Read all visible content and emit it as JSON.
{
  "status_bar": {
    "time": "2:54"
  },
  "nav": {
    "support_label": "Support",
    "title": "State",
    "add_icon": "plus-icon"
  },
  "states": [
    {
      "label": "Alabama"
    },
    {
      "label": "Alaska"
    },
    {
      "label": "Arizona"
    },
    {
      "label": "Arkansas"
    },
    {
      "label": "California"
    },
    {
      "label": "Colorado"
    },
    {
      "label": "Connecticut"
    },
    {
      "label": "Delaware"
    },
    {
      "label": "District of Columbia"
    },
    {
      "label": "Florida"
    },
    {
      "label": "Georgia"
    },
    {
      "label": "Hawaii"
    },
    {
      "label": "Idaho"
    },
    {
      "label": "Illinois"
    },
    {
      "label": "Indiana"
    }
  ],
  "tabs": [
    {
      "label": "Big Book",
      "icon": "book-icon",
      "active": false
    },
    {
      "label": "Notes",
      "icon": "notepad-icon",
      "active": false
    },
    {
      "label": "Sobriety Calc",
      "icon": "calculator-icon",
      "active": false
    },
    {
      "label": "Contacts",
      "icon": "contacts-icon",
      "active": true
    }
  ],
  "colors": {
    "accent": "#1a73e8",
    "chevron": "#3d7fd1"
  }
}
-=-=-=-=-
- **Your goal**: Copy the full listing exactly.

- **Your response**:
Read all visible content and emit it as JSON.
{
  "status_bar": {
    "time": "2:54"
  },
  "nav": {
    "support_label": "Support",
    "title": "State",
    "add_icon": "plus-icon"
  },
  "states": [
    {
      "label": "Alabama"
    },
    {
      "label": "Alaska"
    },
    {
      "label": "Arizona"
    },
    {
      "label": "Arkansas"
    },
    {
      "label": "California"
    },
    {
      "label": "Colorado"
    },
    {
      "label": "Connecticut"
    },
    {
      "label": "Delaware"
    },
    {
      "label": "District of Columbia"
    },
    {
      "label": "Florida"
    },
    {
      "label": "Georgia"
    },
    {
      "label": "Hawaii"
    },
    {
      "label": "Idaho"
    },
    {
      "label": "Illinois"
    },
    {
      "label": "Indiana"
    }
  ],
  "tabs": [
    {
      "label": "Big Book",
      "icon": "book-icon",
      "active": false
    },
    {
      "label": "Notes",
      "icon": "notepad-icon",
      "active": false
    },
    {
      "label": "Sobriety Calc",
      "icon": "calculator-icon",
      "active": false
    },
    {
      "label": "Contacts",
      "icon": "contacts-icon",
      "active": true
    }
  ],
  "colors": {
    "accent": "#1a73e8",
    "chevron": "#3d7fd1"
  }
}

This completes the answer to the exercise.